According to Katrina Pierson, slavery is “good history” that somehow shows how great America is.
Talking head segments on cable news are normally pretty inane. The host poses a question and then Democrat and Republican “strategists” proceed to contradict each other. (The term “strategist” seems to mean anyone who ever thought about maybe doing some kind of job for a political campaign somewhere at some time.)
Katrina Pierson has been one of the more blindly loyal Trump surrogates you’ll see pop up on TV, and during a segment on Fox News she perfectly demonstrated how unconditionally supporting or rejecting a proposition out of pure partisanship can make you look really stupid.
— Ainsley Earhardt (@ainsleyearhardt) August 21, 2017
Pierson begins with a decent point about Nancy Pelosi’s decision that the Confederate statues in the Capitol where she has been ensconced for decades suddenly need to go. Obviously Pelosi is a political opportunist and a hypocrite, but that alone isn’t an argument for the necessity of keeping Confederate monuments. Pierson’s comments then devolve into an incoherent mishmash.

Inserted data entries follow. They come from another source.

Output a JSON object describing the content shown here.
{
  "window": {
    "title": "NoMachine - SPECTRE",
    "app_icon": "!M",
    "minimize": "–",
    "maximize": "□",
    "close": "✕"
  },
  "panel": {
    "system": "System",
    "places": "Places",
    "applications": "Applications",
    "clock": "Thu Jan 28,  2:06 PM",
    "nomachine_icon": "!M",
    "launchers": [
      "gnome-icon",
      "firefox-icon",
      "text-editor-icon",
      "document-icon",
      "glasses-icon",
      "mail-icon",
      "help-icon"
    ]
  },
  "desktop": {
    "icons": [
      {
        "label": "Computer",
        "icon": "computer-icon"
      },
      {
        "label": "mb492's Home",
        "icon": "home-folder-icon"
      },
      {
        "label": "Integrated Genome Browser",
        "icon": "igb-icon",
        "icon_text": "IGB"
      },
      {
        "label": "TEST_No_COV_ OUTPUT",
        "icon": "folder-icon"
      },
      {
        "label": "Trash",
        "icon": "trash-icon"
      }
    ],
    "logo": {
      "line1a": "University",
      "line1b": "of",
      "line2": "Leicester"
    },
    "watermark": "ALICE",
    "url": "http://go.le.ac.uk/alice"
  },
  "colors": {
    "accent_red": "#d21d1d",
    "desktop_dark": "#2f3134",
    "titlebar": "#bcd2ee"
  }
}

“…suddenly Nancy Pelosi wants to actually help these anarchists and these violent protestors tear down pieces of America, American culture, and American history. The only place that that’s being done right now is by ISIS and I really don’t think that you should have leaders actually encouraging people to do these types of things because Americans actually love their history, their culture, good and bad, because it helps them learn and it helps keep people educated about why America is so great to begin with.”

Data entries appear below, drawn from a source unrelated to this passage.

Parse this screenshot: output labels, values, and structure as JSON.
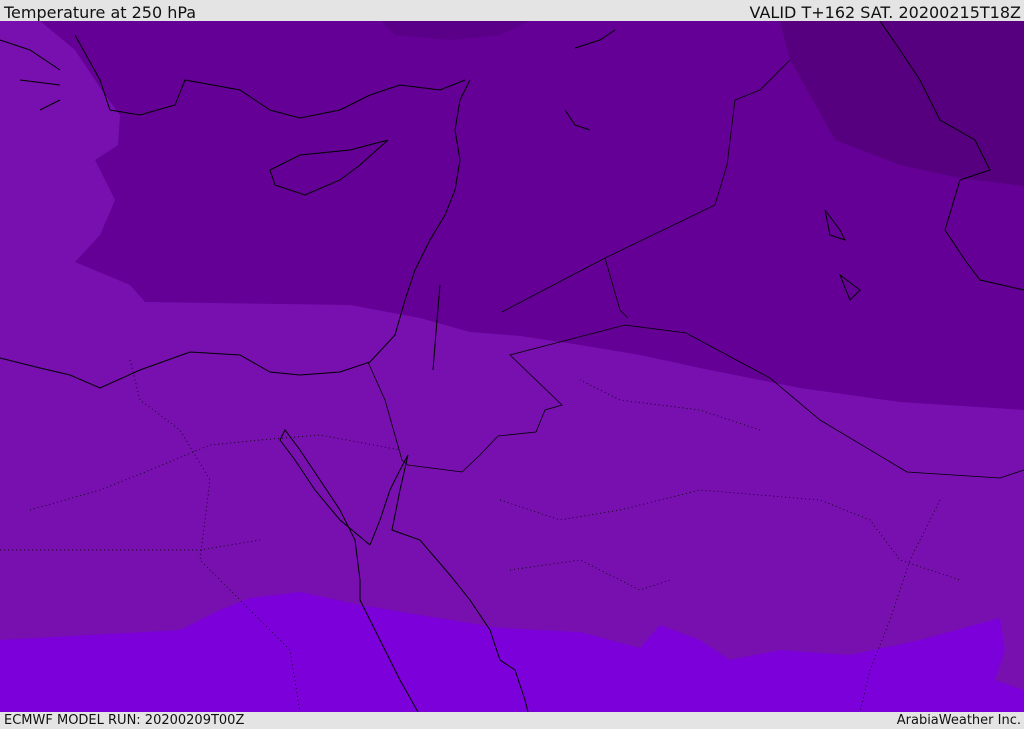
{
  "header": {
    "title": "Temperature at 250 hPa",
    "valid": "VALID T+162 SAT. 20200215T18Z"
  },
  "footer": {
    "model_run": "ECMWF MODEL RUN: 20200209T00Z",
    "credit": "ArabiaWeather Inc."
  },
  "colors": {
    "darkest": "#560080",
    "dark": "#650096",
    "mid": "#7810b0",
    "bright": "#7c00da",
    "coast": "#000000"
  }
}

Attempting to arbitrarily wedge a divisive comparison to ISIS into her comments seemed to derail what little logic she was trying to employ. What does ISIS even have to do with this question? Bad culture is what strips Americans of a respect for human life and it should be defeated, not loved. Bad history should be acknowledged but who “loves” that Americans once treated human beings like cattle? Pierson is flailing here.
Pierson’s debate opponent Wendy Osefo suggested that Confederate figures and the history they represent don’t deserve a place of honor. Then Pierson actually attempted to argue that slavery is a good part of American history.
“It absolutely deserves a place,” Pierson interjected, “because bad history is still good history for this country.”
“Slavery is good history?” Osefo asked in shock.
“Absolutely,” Pierson responded. “Where would we be today if not for that Civil War? How would people know how special and wonderful this country is?”
That turned the discussion into a food fight as you’d probably expect it to.
As much as some people on the Right want it to be true, the removal of a confederate monument from a place of honor does not erase history or damage anyone’s culture. When the government starts burning books or outlawing ownership of Confederate relics, we can revisit that claim. For now, it’s nonsense. The arguments for keeping such monuments in places of honor are deeply rooted in the now popular—and frankly stupid—practice of deciding what is good based entirely on who it angers.
We really need to take a hard look at how and when all these Confederate monuments came to be in the first place. It makes no sense for a nation to honor or celebrate those who took up arms against it but it is abhorrent to preserve monuments that were put up as direct defiance to the outcome of the Civil War. I’m in no way supporting the vandalism or vigilanteism taking place but I reject the notion that anyone’s “southern heritage” requires us to publicly venerate symbols of division and rebellion.
As well it should be, defending the Confederacy and slavery is a losing issue for the Right—doubly so if people like Katrina Pierson are making the arguments.